▶ **DIRECTIONS**
Where does the word "circle" occur in the entries below? Copy every line that has it.

Records from a data source

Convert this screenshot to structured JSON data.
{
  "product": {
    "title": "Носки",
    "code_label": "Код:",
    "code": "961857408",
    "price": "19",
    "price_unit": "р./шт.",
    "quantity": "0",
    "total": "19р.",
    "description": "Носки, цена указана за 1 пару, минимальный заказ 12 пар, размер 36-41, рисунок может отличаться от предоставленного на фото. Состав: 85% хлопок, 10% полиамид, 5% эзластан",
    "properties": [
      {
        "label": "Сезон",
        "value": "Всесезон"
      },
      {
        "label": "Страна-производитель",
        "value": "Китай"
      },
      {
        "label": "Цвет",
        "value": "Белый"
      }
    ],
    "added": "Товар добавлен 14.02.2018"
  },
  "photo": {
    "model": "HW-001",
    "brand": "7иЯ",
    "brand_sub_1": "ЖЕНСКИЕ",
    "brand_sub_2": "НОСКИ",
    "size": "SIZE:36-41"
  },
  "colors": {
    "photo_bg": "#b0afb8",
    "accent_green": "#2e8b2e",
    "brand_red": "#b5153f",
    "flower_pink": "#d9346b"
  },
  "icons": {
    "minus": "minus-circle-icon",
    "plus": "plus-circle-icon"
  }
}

▶ **FINISHED TASK**
    "minus": "minus-circle-icon",
    "plus": "plus-circle-icon"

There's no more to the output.